- Your objective -
A bare number is all that is needed: how many lines below contain the string "district"?

- Given entries -
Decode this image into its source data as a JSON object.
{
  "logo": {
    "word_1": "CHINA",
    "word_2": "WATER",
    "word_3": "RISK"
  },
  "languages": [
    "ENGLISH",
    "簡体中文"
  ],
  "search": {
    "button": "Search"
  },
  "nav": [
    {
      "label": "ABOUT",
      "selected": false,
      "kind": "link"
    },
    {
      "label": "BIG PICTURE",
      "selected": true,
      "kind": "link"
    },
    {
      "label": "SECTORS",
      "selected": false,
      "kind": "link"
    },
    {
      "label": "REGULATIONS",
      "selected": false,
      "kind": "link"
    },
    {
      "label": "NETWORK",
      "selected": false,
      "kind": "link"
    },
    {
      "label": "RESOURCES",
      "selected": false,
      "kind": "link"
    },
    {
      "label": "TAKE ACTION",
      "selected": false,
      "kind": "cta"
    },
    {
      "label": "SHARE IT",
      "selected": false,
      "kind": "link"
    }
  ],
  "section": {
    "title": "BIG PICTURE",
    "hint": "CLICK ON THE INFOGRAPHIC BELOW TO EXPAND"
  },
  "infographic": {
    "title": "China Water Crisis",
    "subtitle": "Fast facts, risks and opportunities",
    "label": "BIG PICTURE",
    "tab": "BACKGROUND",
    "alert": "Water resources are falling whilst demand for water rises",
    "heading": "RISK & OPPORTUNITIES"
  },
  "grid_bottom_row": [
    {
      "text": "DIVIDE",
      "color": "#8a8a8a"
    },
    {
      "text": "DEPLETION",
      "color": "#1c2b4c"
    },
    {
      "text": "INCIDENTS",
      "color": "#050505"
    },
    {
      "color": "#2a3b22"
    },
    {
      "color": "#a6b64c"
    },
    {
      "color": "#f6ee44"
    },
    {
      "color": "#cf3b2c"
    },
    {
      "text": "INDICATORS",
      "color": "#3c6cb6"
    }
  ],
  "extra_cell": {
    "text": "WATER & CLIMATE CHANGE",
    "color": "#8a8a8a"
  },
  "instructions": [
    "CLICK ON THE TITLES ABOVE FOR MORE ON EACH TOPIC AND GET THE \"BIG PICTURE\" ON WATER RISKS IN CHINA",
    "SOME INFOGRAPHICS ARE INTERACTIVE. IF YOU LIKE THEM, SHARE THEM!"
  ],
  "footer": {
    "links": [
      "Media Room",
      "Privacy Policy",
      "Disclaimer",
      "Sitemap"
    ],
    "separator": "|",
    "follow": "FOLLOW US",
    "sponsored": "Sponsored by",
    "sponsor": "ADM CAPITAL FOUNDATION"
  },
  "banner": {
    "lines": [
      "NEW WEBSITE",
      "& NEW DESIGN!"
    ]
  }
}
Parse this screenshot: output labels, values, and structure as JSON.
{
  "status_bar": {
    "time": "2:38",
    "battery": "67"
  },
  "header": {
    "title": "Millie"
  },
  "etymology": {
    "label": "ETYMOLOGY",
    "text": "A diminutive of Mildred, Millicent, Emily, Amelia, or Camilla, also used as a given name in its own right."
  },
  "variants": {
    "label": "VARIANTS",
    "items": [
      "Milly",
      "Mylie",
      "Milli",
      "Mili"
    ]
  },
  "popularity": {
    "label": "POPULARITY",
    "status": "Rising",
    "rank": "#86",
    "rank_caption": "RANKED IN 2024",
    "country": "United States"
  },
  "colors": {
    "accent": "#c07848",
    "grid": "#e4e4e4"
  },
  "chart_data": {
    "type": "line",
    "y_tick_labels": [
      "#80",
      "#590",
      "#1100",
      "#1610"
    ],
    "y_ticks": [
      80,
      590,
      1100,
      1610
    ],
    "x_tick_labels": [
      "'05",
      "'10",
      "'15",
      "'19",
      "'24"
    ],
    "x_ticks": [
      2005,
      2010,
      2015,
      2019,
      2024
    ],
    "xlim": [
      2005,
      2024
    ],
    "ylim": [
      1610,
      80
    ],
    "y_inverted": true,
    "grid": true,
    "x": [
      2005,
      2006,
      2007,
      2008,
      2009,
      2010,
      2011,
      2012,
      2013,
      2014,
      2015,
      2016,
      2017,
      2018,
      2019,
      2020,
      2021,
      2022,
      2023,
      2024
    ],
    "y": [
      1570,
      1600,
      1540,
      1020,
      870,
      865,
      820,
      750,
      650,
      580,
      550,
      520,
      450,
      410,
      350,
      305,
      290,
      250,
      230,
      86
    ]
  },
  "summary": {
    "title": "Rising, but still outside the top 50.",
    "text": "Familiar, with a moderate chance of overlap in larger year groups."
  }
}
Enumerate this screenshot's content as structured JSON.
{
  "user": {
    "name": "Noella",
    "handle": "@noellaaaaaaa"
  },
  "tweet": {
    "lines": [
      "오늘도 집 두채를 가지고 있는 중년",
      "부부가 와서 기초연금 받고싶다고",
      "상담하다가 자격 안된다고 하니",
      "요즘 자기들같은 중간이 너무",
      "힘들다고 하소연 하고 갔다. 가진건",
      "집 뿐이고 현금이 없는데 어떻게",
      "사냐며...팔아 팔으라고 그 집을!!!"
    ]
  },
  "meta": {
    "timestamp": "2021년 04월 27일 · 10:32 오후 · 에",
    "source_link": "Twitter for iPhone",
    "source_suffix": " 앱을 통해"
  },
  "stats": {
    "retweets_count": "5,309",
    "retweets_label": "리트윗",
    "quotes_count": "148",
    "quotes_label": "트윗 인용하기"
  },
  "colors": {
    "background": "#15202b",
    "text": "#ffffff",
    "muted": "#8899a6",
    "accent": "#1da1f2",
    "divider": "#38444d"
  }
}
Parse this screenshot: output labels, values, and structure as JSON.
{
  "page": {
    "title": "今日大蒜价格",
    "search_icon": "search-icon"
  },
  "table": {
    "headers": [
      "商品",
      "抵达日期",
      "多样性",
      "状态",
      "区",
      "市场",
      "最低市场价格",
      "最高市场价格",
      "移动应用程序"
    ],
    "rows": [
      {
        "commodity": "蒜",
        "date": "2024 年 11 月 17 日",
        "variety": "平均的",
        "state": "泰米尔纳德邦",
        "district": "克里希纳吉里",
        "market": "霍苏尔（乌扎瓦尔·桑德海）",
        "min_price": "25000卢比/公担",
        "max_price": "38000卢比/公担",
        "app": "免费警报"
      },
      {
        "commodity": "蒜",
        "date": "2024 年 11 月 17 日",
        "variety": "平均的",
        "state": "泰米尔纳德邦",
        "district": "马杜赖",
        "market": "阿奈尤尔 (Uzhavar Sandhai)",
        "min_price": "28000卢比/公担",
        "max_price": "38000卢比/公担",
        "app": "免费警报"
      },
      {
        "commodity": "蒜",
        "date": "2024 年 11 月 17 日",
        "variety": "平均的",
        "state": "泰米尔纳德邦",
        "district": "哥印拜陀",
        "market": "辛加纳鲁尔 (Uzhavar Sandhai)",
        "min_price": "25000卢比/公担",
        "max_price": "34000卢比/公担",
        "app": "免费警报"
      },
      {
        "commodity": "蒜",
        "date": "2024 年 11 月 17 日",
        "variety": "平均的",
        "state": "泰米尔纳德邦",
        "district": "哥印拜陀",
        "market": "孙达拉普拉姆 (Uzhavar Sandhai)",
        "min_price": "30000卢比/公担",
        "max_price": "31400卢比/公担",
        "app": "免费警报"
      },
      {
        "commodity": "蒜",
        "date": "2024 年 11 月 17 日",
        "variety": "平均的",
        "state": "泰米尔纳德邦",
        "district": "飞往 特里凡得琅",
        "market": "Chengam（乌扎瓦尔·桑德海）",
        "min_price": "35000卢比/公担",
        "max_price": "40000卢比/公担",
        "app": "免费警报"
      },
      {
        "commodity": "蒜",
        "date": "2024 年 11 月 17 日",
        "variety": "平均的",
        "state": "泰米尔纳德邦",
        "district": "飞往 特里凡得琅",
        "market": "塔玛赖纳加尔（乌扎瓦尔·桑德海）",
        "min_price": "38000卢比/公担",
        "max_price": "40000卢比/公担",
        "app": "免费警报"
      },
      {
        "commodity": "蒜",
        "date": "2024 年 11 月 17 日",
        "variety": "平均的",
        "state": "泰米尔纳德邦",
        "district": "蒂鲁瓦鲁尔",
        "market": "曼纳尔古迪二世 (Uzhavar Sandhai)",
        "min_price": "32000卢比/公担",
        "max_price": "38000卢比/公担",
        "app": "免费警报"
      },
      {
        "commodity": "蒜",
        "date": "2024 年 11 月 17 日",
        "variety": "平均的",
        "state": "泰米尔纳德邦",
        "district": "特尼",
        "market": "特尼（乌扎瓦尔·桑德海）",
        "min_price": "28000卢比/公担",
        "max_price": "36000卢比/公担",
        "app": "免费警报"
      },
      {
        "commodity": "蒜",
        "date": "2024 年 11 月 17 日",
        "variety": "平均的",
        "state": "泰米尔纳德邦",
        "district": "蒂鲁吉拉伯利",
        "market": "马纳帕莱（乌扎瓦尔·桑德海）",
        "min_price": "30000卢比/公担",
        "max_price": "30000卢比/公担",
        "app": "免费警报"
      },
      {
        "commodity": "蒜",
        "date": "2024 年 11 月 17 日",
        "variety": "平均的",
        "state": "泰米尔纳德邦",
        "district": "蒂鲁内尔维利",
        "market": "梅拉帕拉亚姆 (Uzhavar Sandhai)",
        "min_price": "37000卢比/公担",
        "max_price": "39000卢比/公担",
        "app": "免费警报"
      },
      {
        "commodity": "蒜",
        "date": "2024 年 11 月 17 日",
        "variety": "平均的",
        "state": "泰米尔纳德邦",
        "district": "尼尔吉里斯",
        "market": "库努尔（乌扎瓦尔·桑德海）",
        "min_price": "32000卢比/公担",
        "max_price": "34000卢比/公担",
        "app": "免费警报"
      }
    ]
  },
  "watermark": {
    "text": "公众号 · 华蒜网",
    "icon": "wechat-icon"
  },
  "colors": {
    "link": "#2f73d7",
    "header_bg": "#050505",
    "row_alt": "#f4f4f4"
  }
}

- Task output -
11